Task to carry out = Retype all entries exactly, skipping pictures.

Dataset =

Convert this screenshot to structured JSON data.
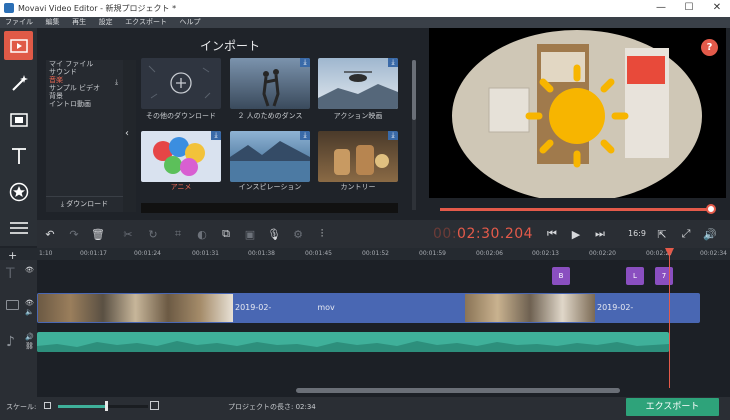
{
  "window": {
    "title": "Movavi Video Editor - 新規プロジェクト *",
    "minimize": "—",
    "maximize": "☐",
    "close": "✕"
  },
  "menu": [
    "ファイル",
    "編集",
    "再生",
    "設定",
    "エクスポート",
    "ヘルプ"
  ],
  "import": {
    "title": "インポート",
    "categories": [
      {
        "label": "マイ ファイル"
      },
      {
        "label": "サウンド"
      },
      {
        "label": "音楽"
      },
      {
        "label": "サンプル ビデオ"
      },
      {
        "label": "背景"
      },
      {
        "label": "イントロ動画"
      }
    ],
    "selected_category": 2,
    "download_button": "ダウンロード",
    "thumbnails": [
      {
        "label": "その他のダウンロード"
      },
      {
        "label": "２ 人のためのダンス"
      },
      {
        "label": "アクション映画"
      },
      {
        "label": "アニメ"
      },
      {
        "label": "インスピレーション"
      },
      {
        "label": "カントリー"
      }
    ]
  },
  "player": {
    "timecode_dim": "00:",
    "timecode_main": "02:30.204",
    "aspect": "16:9"
  },
  "ruler": [
    "1:10",
    "00:01:17",
    "00:01:24",
    "00:01:31",
    "00:01:38",
    "00:01:45",
    "00:01:52",
    "00:01:59",
    "00:02:06",
    "00:02:13",
    "00:02:20",
    "00:02:27",
    "00:02:34"
  ],
  "timeline": {
    "clip1_label": "2019-02-",
    "clip1_suffix": "mov",
    "clip2_label": "2019-02-",
    "fx": [
      "B",
      "L",
      "7"
    ]
  },
  "status": {
    "scale_label": "スケール:",
    "project_length": "プロジェクトの長さ: 02:34",
    "export_button": "エクスポート"
  },
  "colors": {
    "accent": "#e45a4a",
    "video_track": "#4967b3",
    "audio_track": "#3fb09a",
    "export": "#2ea37a"
  }
}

Your solution =
Convert this screenshot to structured JSON data.
{
  "window": {
    "title": "Movavi Video Editor - 新規プロジェクト *",
    "minimize": "—",
    "maximize": "☐",
    "close": "✕"
  },
  "menu": [
    "ファイル",
    "編集",
    "再生",
    "設定",
    "エクスポート",
    "ヘルプ"
  ],
  "import": {
    "title": "インポート",
    "categories": [
      {
        "label": "マイ ファイル"
      },
      {
        "label": "サウンド"
      },
      {
        "label": "音楽"
      },
      {
        "label": "サンプル ビデオ"
      },
      {
        "label": "背景"
      },
      {
        "label": "イントロ動画"
      }
    ],
    "selected_category": 2,
    "download_button": "ダウンロード",
    "thumbnails": [
      {
        "label": "その他のダウンロード"
      },
      {
        "label": "２ 人のためのダンス"
      },
      {
        "label": "アクション映画"
      },
      {
        "label": "アニメ"
      },
      {
        "label": "インスピレーション"
      },
      {
        "label": "カントリー"
      }
    ]
  },
  "player": {
    "timecode_dim": "00:",
    "timecode_main": "02:30.204",
    "aspect": "16:9"
  },
  "ruler": [
    "1:10",
    "00:01:17",
    "00:01:24",
    "00:01:31",
    "00:01:38",
    "00:01:45",
    "00:01:52",
    "00:01:59",
    "00:02:06",
    "00:02:13",
    "00:02:20",
    "00:02:27",
    "00:02:34"
  ],
  "timeline": {
    "clip1_label": "2019-02-",
    "clip1_suffix": "mov",
    "clip2_label": "2019-02-",
    "fx": [
      "B",
      "L",
      "7"
    ]
  },
  "status": {
    "scale_label": "スケール:",
    "project_length": "プロジェクトの長さ: 02:34",
    "export_button": "エクスポート"
  },
  "colors": {
    "accent": "#e45a4a",
    "video_track": "#4967b3",
    "audio_track": "#3fb09a",
    "export": "#2ea37a"
  }
}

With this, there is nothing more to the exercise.